"God identifies with the poor and says that those who 'are kind to the poor lend to the Lord' while those who oppress the poor 'show contempt for their Maker' (Psalm 146:5–9; Proverbs 19:17, 14:31). Jesus said that those who do not care for the needy and the imprisoned demonstrate by such lack of action that they are not his followers (Matthew 25:31–46)," it states.
"The vulnerable include not only the poor, but those with less power, such as women, children, the aged, persons with disabilities, immigrants, refugees, minorities, the persecuted, prisoners and victims of human trafficking."
The NAE policy document moves on to preserving human rights, and urges U.S. foreign policy to employ sanctions against nations that abuse or deny such rights.
"Because the Creator gave human beings free will, religious liberty — including the right to change one's religion — is foundational and must be respected by governments and societies," it states.
In the section on pursuing racial justice and reconciliation, the NAE argues that the church, and the U.S. government, have much to apologize for.

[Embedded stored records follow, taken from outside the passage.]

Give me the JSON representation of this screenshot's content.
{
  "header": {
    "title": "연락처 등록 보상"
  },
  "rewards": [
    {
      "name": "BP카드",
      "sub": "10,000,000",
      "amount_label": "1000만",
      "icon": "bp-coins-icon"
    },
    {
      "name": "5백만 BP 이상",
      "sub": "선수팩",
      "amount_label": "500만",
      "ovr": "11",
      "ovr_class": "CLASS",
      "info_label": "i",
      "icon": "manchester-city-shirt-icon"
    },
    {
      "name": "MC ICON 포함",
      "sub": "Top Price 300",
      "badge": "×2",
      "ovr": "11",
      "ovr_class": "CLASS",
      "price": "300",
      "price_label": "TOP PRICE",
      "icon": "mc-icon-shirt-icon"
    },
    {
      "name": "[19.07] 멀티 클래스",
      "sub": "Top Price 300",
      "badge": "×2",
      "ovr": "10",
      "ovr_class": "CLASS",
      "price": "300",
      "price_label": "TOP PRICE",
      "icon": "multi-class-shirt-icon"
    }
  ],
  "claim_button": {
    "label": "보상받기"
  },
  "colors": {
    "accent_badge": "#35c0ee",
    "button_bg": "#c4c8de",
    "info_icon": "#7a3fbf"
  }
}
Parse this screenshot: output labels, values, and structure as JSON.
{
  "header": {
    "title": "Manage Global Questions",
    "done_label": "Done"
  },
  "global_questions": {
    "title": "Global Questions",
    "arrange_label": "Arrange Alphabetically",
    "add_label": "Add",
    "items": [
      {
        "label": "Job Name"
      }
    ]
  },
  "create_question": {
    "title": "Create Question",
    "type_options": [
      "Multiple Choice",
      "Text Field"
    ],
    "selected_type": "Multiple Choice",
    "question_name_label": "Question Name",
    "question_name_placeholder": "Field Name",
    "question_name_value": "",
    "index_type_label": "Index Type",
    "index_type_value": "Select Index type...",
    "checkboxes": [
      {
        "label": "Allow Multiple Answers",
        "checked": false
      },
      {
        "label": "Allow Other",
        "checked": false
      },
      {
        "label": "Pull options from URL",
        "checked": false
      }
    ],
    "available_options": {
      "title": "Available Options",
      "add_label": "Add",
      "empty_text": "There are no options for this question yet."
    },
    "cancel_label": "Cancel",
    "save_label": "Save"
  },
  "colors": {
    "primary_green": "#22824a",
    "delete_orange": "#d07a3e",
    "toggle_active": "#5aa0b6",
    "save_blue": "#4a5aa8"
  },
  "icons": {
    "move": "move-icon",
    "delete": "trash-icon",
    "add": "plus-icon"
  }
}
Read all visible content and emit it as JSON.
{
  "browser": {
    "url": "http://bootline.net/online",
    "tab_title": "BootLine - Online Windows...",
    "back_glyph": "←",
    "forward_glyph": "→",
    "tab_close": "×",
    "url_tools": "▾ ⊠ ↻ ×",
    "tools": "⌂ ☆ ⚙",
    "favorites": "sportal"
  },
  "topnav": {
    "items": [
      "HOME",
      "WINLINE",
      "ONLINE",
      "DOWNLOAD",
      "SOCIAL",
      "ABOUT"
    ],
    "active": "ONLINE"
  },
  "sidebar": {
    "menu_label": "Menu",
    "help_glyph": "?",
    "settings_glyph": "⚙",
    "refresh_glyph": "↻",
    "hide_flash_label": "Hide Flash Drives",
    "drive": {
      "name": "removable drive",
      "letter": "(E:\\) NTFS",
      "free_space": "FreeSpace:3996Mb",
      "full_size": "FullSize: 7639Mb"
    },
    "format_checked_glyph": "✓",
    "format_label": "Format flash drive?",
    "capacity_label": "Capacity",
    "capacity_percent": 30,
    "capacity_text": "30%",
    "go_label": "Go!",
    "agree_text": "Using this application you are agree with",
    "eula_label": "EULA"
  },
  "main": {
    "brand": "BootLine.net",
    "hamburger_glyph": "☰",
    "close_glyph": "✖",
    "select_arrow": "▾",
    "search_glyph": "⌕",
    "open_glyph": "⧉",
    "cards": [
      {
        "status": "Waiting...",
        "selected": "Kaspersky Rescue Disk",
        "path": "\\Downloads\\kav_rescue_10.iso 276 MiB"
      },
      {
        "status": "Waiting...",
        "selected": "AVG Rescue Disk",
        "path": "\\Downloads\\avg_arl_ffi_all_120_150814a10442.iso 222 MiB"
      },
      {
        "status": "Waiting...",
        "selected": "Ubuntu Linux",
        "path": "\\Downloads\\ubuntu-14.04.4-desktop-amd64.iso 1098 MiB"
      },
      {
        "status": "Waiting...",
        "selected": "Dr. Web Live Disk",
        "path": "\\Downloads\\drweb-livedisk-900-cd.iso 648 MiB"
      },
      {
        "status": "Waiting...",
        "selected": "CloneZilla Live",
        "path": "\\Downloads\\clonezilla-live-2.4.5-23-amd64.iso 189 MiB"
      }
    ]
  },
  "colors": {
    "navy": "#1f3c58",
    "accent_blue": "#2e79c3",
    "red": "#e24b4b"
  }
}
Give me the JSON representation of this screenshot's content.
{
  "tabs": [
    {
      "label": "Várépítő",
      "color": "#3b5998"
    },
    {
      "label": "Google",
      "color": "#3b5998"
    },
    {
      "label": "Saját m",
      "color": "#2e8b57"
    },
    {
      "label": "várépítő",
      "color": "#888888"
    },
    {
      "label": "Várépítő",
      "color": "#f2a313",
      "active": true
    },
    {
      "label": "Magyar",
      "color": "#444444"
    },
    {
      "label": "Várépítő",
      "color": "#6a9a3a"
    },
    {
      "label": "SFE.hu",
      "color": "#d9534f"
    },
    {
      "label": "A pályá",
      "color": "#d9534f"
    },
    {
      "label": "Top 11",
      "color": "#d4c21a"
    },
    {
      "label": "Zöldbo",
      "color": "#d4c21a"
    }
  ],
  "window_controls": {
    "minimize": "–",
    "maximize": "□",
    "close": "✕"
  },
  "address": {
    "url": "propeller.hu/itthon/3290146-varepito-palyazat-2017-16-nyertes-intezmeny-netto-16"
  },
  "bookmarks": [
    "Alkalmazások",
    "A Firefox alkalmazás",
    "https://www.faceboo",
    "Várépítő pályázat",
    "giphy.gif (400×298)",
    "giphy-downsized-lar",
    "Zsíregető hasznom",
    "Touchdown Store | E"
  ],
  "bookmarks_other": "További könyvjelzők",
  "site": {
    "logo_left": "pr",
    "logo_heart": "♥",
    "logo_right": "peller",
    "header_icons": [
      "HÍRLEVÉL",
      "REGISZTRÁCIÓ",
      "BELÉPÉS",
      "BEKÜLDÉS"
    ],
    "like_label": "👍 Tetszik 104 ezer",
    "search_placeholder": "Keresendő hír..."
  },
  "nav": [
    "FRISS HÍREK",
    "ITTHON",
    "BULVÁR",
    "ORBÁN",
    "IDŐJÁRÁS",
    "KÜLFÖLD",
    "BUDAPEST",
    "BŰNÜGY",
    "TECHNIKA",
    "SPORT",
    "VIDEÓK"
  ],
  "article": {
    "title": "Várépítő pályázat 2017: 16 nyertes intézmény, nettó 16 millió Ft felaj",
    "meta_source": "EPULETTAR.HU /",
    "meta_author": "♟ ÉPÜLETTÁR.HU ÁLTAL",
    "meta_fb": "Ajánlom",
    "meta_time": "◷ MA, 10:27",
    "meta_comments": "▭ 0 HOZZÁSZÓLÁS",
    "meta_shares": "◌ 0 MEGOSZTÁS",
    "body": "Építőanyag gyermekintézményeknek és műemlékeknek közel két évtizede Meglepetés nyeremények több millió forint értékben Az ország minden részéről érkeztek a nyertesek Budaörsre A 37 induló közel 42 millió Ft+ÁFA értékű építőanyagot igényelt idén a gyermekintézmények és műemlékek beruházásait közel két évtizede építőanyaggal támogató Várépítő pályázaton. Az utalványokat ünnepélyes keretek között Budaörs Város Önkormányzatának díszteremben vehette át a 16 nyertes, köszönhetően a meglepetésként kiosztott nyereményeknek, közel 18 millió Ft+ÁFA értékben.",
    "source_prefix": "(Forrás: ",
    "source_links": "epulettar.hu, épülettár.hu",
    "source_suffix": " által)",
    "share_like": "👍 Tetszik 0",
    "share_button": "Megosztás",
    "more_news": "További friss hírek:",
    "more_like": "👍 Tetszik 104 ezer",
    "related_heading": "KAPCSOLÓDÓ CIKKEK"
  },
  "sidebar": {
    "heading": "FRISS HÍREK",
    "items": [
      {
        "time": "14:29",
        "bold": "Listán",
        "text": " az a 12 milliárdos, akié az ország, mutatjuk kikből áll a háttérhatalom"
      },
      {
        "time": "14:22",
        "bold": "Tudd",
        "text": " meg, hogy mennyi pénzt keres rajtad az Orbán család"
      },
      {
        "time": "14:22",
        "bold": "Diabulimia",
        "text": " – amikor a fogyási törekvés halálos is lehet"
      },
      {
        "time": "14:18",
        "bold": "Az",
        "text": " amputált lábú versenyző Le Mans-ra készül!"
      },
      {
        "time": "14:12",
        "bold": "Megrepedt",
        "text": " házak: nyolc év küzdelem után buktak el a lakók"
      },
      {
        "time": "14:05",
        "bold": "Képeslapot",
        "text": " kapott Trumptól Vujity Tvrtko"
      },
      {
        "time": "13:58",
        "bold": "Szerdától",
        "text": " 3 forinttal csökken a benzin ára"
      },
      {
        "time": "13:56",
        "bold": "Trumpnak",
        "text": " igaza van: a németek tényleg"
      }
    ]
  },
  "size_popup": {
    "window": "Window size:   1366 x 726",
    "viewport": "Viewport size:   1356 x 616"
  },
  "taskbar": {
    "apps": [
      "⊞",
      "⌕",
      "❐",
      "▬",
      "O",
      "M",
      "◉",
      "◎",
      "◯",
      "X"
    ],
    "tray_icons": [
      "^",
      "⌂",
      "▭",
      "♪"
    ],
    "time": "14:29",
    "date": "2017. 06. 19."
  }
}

"The United States has a tragic history of genocide against Native Americans, the cruel practice of enslaving Africans, and the unjust segregation and exploitation of immigrants and the descendants of slaves," it writes.
"While the United States has made significant strides toward legal and social equality in principle, the legacy of racism and implicit racial bias still leaves many Native Americans, African-Americans, Asian-Americans, Hispanics and other ethnic minorities vulnerable to a variety of social ills."
The guide then urges evangelicals to promote justice, peace and restrain from violence. It asks followers of Jesus to pray for and offer constructive criticism of government leaders.
Finally, it says that Christians must care for God's creation.
"Climate change is a threat multiplier. It increases the harm from desertification, pollution and other damage to creation. It especially impacts the poorest of God's children in the world. Food and water insecurity and vector-borne diseases force migrations, increase conflicts and make daily life more challenging in the developing world," it warns.